- WHAT YOU HAVE TO DO: Please restate each entry that follows word for word.

[Entries from a dataset of interfaces]

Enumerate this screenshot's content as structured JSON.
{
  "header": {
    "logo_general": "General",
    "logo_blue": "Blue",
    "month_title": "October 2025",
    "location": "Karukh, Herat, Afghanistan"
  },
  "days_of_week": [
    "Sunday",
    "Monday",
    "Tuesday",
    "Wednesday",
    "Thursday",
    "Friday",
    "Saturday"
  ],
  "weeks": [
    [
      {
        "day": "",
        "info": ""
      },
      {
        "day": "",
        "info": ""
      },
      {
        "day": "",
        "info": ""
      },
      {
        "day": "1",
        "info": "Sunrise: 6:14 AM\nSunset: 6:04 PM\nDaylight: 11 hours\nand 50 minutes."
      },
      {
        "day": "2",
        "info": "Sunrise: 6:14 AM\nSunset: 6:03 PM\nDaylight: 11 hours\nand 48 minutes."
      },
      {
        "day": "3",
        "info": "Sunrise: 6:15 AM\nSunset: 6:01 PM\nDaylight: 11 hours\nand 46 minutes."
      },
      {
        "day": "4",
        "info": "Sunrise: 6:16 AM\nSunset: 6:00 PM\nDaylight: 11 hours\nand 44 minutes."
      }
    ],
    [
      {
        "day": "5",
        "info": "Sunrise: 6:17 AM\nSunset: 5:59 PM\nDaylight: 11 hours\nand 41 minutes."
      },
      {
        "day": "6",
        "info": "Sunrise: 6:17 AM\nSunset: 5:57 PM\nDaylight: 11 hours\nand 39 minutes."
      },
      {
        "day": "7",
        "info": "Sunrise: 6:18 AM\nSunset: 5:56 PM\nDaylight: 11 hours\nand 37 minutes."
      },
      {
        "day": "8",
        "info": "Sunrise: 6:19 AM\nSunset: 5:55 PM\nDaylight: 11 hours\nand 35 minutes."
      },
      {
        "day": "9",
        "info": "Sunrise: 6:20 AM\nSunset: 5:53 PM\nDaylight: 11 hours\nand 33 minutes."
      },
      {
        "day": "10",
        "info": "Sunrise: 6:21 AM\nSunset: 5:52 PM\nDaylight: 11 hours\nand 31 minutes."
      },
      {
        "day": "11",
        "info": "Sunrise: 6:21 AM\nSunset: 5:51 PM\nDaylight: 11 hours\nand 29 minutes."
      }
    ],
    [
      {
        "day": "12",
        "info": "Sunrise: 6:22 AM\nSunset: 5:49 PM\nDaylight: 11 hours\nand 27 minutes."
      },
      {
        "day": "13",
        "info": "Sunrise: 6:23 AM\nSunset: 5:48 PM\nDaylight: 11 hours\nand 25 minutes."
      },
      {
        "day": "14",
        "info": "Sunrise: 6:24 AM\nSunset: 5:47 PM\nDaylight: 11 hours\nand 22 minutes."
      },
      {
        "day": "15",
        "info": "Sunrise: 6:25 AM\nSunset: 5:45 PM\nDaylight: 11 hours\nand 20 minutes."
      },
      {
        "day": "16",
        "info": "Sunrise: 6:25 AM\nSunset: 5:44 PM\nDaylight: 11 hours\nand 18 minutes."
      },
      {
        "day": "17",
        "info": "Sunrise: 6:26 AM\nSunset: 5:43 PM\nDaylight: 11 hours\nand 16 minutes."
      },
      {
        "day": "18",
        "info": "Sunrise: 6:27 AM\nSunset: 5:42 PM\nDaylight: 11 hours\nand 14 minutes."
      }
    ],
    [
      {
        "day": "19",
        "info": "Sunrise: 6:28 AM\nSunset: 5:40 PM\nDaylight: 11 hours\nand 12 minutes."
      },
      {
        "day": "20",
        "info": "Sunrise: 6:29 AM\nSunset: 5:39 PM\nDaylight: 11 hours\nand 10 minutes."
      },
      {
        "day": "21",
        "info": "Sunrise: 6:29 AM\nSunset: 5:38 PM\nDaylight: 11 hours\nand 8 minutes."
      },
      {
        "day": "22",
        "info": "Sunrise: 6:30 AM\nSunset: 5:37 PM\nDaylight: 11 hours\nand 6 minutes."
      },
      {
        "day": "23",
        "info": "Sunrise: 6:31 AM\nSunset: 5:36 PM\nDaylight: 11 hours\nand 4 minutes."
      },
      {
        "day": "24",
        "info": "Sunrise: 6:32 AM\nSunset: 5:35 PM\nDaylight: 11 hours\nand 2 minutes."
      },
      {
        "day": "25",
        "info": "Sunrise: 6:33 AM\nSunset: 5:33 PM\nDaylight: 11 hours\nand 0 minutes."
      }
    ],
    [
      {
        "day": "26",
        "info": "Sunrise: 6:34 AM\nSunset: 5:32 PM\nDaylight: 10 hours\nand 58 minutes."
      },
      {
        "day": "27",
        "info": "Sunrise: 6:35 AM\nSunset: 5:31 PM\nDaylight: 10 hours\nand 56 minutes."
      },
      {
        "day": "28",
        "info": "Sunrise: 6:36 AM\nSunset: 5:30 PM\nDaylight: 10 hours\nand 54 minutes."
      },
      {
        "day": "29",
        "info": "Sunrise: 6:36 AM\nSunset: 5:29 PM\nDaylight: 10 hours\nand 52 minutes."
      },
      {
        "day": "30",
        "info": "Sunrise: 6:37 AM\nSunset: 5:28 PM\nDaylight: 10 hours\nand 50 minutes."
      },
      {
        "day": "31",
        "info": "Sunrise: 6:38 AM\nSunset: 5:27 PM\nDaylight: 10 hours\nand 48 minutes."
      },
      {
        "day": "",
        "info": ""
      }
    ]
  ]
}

- ANSWER BELOW:
Enumerate this screenshot's content as structured JSON.
{
  "header": {
    "logo_general": "General",
    "logo_blue": "Blue",
    "month_title": "October 2025",
    "location": "Karukh, Herat, Afghanistan"
  },
  "days_of_week": [
    "Sunday",
    "Monday",
    "Tuesday",
    "Wednesday",
    "Thursday",
    "Friday",
    "Saturday"
  ],
  "weeks": [
    [
      {
        "day": "",
        "info": ""
      },
      {
        "day": "",
        "info": ""
      },
      {
        "day": "",
        "info": ""
      },
      {
        "day": "1",
        "info": "Sunrise: 6:14 AM\nSunset: 6:04 PM\nDaylight: 11 hours\nand 50 minutes."
      },
      {
        "day": "2",
        "info": "Sunrise: 6:14 AM\nSunset: 6:03 PM\nDaylight: 11 hours\nand 48 minutes."
      },
      {
        "day": "3",
        "info": "Sunrise: 6:15 AM\nSunset: 6:01 PM\nDaylight: 11 hours\nand 46 minutes."
      },
      {
        "day": "4",
        "info": "Sunrise: 6:16 AM\nSunset: 6:00 PM\nDaylight: 11 hours\nand 44 minutes."
      }
    ],
    [
      {
        "day": "5",
        "info": "Sunrise: 6:17 AM\nSunset: 5:59 PM\nDaylight: 11 hours\nand 41 minutes."
      },
      {
        "day": "6",
        "info": "Sunrise: 6:17 AM\nSunset: 5:57 PM\nDaylight: 11 hours\nand 39 minutes."
      },
      {
        "day": "7",
        "info": "Sunrise: 6:18 AM\nSunset: 5:56 PM\nDaylight: 11 hours\nand 37 minutes."
      },
      {
        "day": "8",
        "info": "Sunrise: 6:19 AM\nSunset: 5:55 PM\nDaylight: 11 hours\nand 35 minutes."
      },
      {
        "day": "9",
        "info": "Sunrise: 6:20 AM\nSunset: 5:53 PM\nDaylight: 11 hours\nand 33 minutes."
      },
      {
        "day": "10",
        "info": "Sunrise: 6:21 AM\nSunset: 5:52 PM\nDaylight: 11 hours\nand 31 minutes."
      },
      {
        "day": "11",
        "info": "Sunrise: 6:21 AM\nSunset: 5:51 PM\nDaylight: 11 hours\nand 29 minutes."
      }
    ],
    [
      {
        "day": "12",
        "info": "Sunrise: 6:22 AM\nSunset: 5:49 PM\nDaylight: 11 hours\nand 27 minutes."
      },
      {
        "day": "13",
        "info": "Sunrise: 6:23 AM\nSunset: 5:48 PM\nDaylight: 11 hours\nand 25 minutes."
      },
      {
        "day": "14",
        "info": "Sunrise: 6:24 AM\nSunset: 5:47 PM\nDaylight: 11 hours\nand 22 minutes."
      },
      {
        "day": "15",
        "info": "Sunrise: 6:25 AM\nSunset: 5:45 PM\nDaylight: 11 hours\nand 20 minutes."
      },
      {
        "day": "16",
        "info": "Sunrise: 6:25 AM\nSunset: 5:44 PM\nDaylight: 11 hours\nand 18 minutes."
      },
      {
        "day": "17",
        "info": "Sunrise: 6:26 AM\nSunset: 5:43 PM\nDaylight: 11 hours\nand 16 minutes."
      },
      {
        "day": "18",
        "info": "Sunrise: 6:27 AM\nSunset: 5:42 PM\nDaylight: 11 hours\nand 14 minutes."
      }
    ],
    [
      {
        "day": "19",
        "info": "Sunrise: 6:28 AM\nSunset: 5:40 PM\nDaylight: 11 hours\nand 12 minutes."
      },
      {
        "day": "20",
        "info": "Sunrise: 6:29 AM\nSunset: 5:39 PM\nDaylight: 11 hours\nand 10 minutes."
      },
      {
        "day": "21",
        "info": "Sunrise: 6:29 AM\nSunset: 5:38 PM\nDaylight: 11 hours\nand 8 minutes."
      },
      {
        "day": "22",
        "info": "Sunrise: 6:30 AM\nSunset: 5:37 PM\nDaylight: 11 hours\nand 6 minutes."
      },
      {
        "day": "23",
        "info": "Sunrise: 6:31 AM\nSunset: 5:36 PM\nDaylight: 11 hours\nand 4 minutes."
      },
      {
        "day": "24",
        "info": "Sunrise: 6:32 AM\nSunset: 5:35 PM\nDaylight: 11 hours\nand 2 minutes."
      },
      {
        "day": "25",
        "info": "Sunrise: 6:33 AM\nSunset: 5:33 PM\nDaylight: 11 hours\nand 0 minutes."
      }
    ],
    [
      {
        "day": "26",
        "info": "Sunrise: 6:34 AM\nSunset: 5:32 PM\nDaylight: 10 hours\nand 58 minutes."
      },
      {
        "day": "27",
        "info": "Sunrise: 6:35 AM\nSunset: 5:31 PM\nDaylight: 10 hours\nand 56 minutes."
      },
      {
        "day": "28",
        "info": "Sunrise: 6:36 AM\nSunset: 5:30 PM\nDaylight: 10 hours\nand 54 minutes."
      },
      {
        "day": "29",
        "info": "Sunrise: 6:36 AM\nSunset: 5:29 PM\nDaylight: 10 hours\nand 52 minutes."
      },
      {
        "day": "30",
        "info": "Sunrise: 6:37 AM\nSunset: 5:28 PM\nDaylight: 10 hours\nand 50 minutes."
      },
      {
        "day": "31",
        "info": "Sunrise: 6:38 AM\nSunset: 5:27 PM\nDaylight: 10 hours\nand 48 minutes."
      },
      {
        "day": "",
        "info": ""
      }
    ]
  ]
}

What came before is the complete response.